-- Opening Marker --

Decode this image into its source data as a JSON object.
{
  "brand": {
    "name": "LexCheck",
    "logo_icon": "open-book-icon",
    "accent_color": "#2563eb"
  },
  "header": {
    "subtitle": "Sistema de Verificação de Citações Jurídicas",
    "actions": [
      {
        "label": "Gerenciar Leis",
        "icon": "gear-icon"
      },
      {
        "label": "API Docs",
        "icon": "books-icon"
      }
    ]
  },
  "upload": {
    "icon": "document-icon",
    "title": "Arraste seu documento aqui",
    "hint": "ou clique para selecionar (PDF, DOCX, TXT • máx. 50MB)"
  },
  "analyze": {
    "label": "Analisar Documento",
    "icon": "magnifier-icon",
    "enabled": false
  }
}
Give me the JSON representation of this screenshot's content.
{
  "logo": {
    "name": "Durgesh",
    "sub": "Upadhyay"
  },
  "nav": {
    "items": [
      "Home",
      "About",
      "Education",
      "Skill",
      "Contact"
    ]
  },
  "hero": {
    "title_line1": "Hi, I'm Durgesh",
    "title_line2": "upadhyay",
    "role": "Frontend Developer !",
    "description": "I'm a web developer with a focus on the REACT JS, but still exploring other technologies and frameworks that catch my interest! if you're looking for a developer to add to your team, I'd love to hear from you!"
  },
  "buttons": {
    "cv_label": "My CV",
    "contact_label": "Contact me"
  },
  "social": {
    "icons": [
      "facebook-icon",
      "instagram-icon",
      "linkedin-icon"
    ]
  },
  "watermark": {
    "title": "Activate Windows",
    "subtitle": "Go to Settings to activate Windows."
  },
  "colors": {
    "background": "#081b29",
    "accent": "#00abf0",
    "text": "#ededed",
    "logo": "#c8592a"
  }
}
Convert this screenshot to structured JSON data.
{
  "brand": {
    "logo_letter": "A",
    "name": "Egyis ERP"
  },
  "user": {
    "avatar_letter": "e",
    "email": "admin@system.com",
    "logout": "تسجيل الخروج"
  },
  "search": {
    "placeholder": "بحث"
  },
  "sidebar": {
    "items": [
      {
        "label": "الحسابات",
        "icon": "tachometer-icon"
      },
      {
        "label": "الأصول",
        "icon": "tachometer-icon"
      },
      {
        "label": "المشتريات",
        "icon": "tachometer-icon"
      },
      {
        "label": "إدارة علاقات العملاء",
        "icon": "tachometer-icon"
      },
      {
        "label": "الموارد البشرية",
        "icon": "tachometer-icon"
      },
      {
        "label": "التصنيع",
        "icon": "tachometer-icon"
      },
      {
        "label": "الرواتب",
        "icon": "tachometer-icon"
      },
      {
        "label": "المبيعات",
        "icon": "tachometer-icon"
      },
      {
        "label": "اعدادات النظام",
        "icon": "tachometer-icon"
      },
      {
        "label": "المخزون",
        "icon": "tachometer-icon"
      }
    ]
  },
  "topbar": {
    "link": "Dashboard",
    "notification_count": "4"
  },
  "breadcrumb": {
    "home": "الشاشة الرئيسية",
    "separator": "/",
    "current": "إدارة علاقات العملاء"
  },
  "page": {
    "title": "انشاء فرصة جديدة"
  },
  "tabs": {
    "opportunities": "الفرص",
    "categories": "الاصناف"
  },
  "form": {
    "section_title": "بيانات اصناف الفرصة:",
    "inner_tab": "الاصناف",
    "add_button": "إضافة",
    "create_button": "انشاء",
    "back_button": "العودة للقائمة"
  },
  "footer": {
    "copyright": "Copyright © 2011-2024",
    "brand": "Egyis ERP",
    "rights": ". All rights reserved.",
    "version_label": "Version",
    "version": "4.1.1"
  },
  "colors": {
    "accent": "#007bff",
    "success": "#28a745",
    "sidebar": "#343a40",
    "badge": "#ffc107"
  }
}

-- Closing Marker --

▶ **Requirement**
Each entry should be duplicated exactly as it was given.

▶ **Problem solution**
Decode this image into its source data as a JSON object.
{
  "brand": {
    "name": "LexCheck",
    "logo_icon": "open-book-icon",
    "accent_color": "#2563eb"
  },
  "header": {
    "subtitle": "Sistema de Verificação de Citações Jurídicas",
    "actions": [
      {
        "label": "Gerenciar Leis",
        "icon": "gear-icon"
      },
      {
        "label": "API Docs",
        "icon": "books-icon"
      }
    ]
  },
  "upload": {
    "icon": "document-icon",
    "title": "Arraste seu documento aqui",
    "hint": "ou clique para selecionar (PDF, DOCX, TXT • máx. 50MB)"
  },
  "analyze": {
    "label": "Analisar Documento",
    "icon": "magnifier-icon",
    "enabled": false
  }
}
Give me the JSON representation of this screenshot's content.
{
  "logo": {
    "name": "Durgesh",
    "sub": "Upadhyay"
  },
  "nav": {
    "items": [
      "Home",
      "About",
      "Education",
      "Skill",
      "Contact"
    ]
  },
  "hero": {
    "title_line1": "Hi, I'm Durgesh",
    "title_line2": "upadhyay",
    "role": "Frontend Developer !",
    "description": "I'm a web developer with a focus on the REACT JS, but still exploring other technologies and frameworks that catch my interest! if you're looking for a developer to add to your team, I'd love to hear from you!"
  },
  "buttons": {
    "cv_label": "My CV",
    "contact_label": "Contact me"
  },
  "social": {
    "icons": [
      "facebook-icon",
      "instagram-icon",
      "linkedin-icon"
    ]
  },
  "watermark": {
    "title": "Activate Windows",
    "subtitle": "Go to Settings to activate Windows."
  },
  "colors": {
    "background": "#081b29",
    "accent": "#00abf0",
    "text": "#ededed",
    "logo": "#c8592a"
  }
}
Convert this screenshot to structured JSON data.
{
  "brand": {
    "logo_letter": "A",
    "name": "Egyis ERP"
  },
  "user": {
    "avatar_letter": "e",
    "email": "admin@system.com",
    "logout": "تسجيل الخروج"
  },
  "search": {
    "placeholder": "بحث"
  },
  "sidebar": {
    "items": [
      {
        "label": "الحسابات",
        "icon": "tachometer-icon"
      },
      {
        "label": "الأصول",
        "icon": "tachometer-icon"
      },
      {
        "label": "المشتريات",
        "icon": "tachometer-icon"
      },
      {
        "label": "إدارة علاقات العملاء",
        "icon": "tachometer-icon"
      },
      {
        "label": "الموارد البشرية",
        "icon": "tachometer-icon"
      },
      {
        "label": "التصنيع",
        "icon": "tachometer-icon"
      },
      {
        "label": "الرواتب",
        "icon": "tachometer-icon"
      },
      {
        "label": "المبيعات",
        "icon": "tachometer-icon"
      },
      {
        "label": "اعدادات النظام",
        "icon": "tachometer-icon"
      },
      {
        "label": "المخزون",
        "icon": "tachometer-icon"
      }
    ]
  },
  "topbar": {
    "link": "Dashboard",
    "notification_count": "4"
  },
  "breadcrumb": {
    "home": "الشاشة الرئيسية",
    "separator": "/",
    "current": "إدارة علاقات العملاء"
  },
  "page": {
    "title": "انشاء فرصة جديدة"
  },
  "tabs": {
    "opportunities": "الفرص",
    "categories": "الاصناف"
  },
  "form": {
    "section_title": "بيانات اصناف الفرصة:",
    "inner_tab": "الاصناف",
    "add_button": "إضافة",
    "create_button": "انشاء",
    "back_button": "العودة للقائمة"
  },
  "footer": {
    "copyright": "Copyright © 2011-2024",
    "brand": "Egyis ERP",
    "rights": ". All rights reserved.",
    "version_label": "Version",
    "version": "4.1.1"
  },
  "colors": {
    "accent": "#007bff",
    "success": "#28a745",
    "sidebar": "#343a40",
    "badge": "#ffc107"
  }
}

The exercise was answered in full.